So you might find that your initial development and testing uses one model but as you harvest more data you can switch to the model which gives you the full power of NLP (natural language processing) allowing the bot to better understand subtleties, slang, synonyms and other challenges of natural language.

Finding the Details

However, in understanding a user input and mapping it to an intent you are only half way there. In most cases an intent will have elements that are variable yet need to be specifically understood. We call these entities. “I want to order a large pepperoni pizza for 10 pm today” is obviously an order for a pizza, however, “pepperoni”, “large”, “today” and “10 pm” are variable elements of the input for which we have to pay special attention since they are unique (and important!) to each user’s request.

Entity extraction is the ability to define variable elements, such as date, time or numbers as well as domain-specific variables such as “pizza size” and “pizza topping”, which the chatbot can parse out of the sentence and assign into variables, typically ready to be passed to some backend system that needs to know the exact details of the pizza order.

Figure 02: Entities help give relevance to each intent

Conversation Flow

A conversation flows: from the initial greeting through to ensuring the chatbot captures all the relevant information to perform a specific task. In Oracle Intelligent Bots this flow is defined using a simple markup language that implements the various states, or steps in a conversation. Each step in the conversation is implemented with a “component” that performs a simple and discrete task. For example, a text component offers up a welcome greeting followed by an intent component which captures the user’s input, then branches to the appropriate point in the conversation based on how that input is resolved to a specific intent (or whether it is unresolved). Each step guides the conversation until, typically, a special component, called a system component, calls a backend web service to actually perform the desired action against the backend system.

Figure 03: The dialog flows from resolving the intent, checking if they’d ordered a pizza before and if so, displaying a list with Yes and No options

Is that It?

Well, yes and no. Those are the primary building blocks for developing a chatbot and a real-world chatbot will just be a collection of intents and entities using AI to resolve input and drive the conversation through the defined dialog flow. However, the success of a chatbot, and indeed a chatbot platform, is also based on other tools and features that support those core features. For example, the ability to deploy the chatbot through not only social channels such as Facebook, but also embed a chatbot inside your company’s website, or maybe within a corporate mobile app.

Or the ability for the chatbot to seamlessly handover to a call center agent should it require the intervention of a human. Multi-language bots, rich media capture, structured data capture, location based information and handling Q&A/FAQ styles of interactions are also other features which help a bot meet the needs of its users.

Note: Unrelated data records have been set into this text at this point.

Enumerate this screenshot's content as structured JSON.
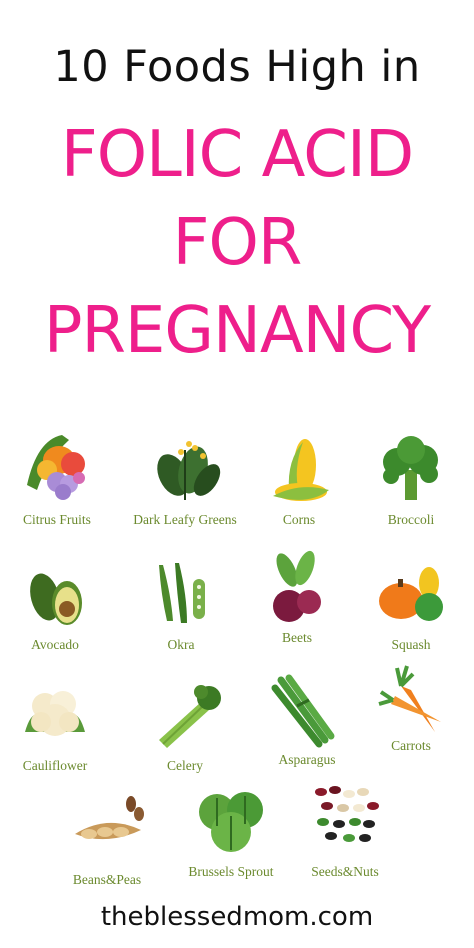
{
  "header": {
    "subtitle": "10 Foods High in",
    "title_lines": [
      "FOLIC ACID",
      "FOR",
      "PREGNANCY"
    ],
    "accent_color": "#ee1f8b"
  },
  "foods": [
    {
      "label": "Citrus Fruits",
      "icon": "citrus-fruits-icon"
    },
    {
      "label": "Dark Leafy Greens",
      "icon": "leafy-greens-icon"
    },
    {
      "label": "Corns",
      "icon": "corn-icon"
    },
    {
      "label": "Broccoli",
      "icon": "broccoli-icon"
    },
    {
      "label": "Avocado",
      "icon": "avocado-icon"
    },
    {
      "label": "Okra",
      "icon": "okra-icon"
    },
    {
      "label": "Beets",
      "icon": "beets-icon"
    },
    {
      "label": "Squash",
      "icon": "squash-icon"
    },
    {
      "label": "Cauliflower",
      "icon": "cauliflower-icon"
    },
    {
      "label": "Celery",
      "icon": "celery-icon"
    },
    {
      "label": "Asparagus",
      "icon": "asparagus-icon"
    },
    {
      "label": "Carrots",
      "icon": "carrots-icon"
    },
    {
      "label": "Beans&Peas",
      "icon": "beans-peas-icon"
    },
    {
      "label": "Brussels Sprout",
      "icon": "brussels-sprout-icon"
    },
    {
      "label": "Seeds&Nuts",
      "icon": "seeds-nuts-icon"
    }
  ],
  "footer": {
    "site": "theblessedmom.com"
  }
}
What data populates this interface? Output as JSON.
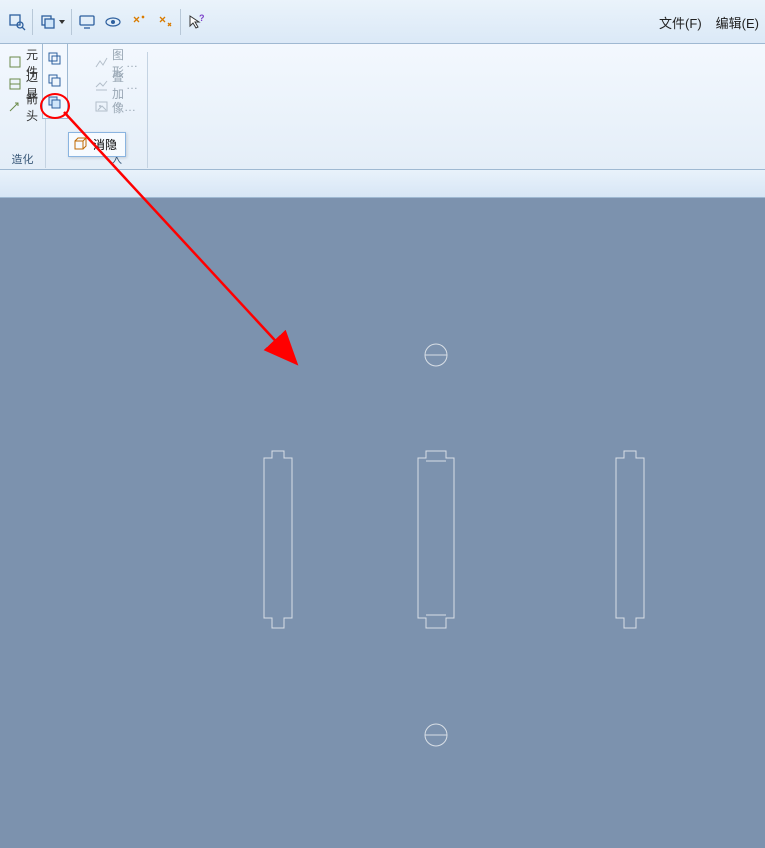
{
  "menus": {
    "file": "文件(F)",
    "edit": "编辑(E)"
  },
  "ribbon": {
    "group1": {
      "item1": "元件",
      "item2": "边显",
      "item3": "箭头",
      "label": "造化"
    },
    "group2": {
      "item1": "图形",
      "item2": "叠加",
      "item3": "像",
      "label": "入"
    }
  },
  "tooltip": {
    "label": "消隐"
  },
  "colors": {
    "accent_red": "#ff0000",
    "viewport_bg": "#7c92ae",
    "shape_stroke": "#d9dfe6"
  }
}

Find Out More

So that is the taster, if you want to find out more about Oracle Intelligent Bots you can check out our dedicated channel on, our home page on or follow us @OracleMobile.

Are you interested in chatbots?

Then come to DOAG 2018 Conference + Exhibition. Here, too, the topic will be discussed in numerous lectures. Grant Ronald will be there as well with his talk “When intelligence isn’t enough: realworld chatbot development”. The conference for Oracle users will take place November 20 to 23 in Nuremberg.

Further information and registration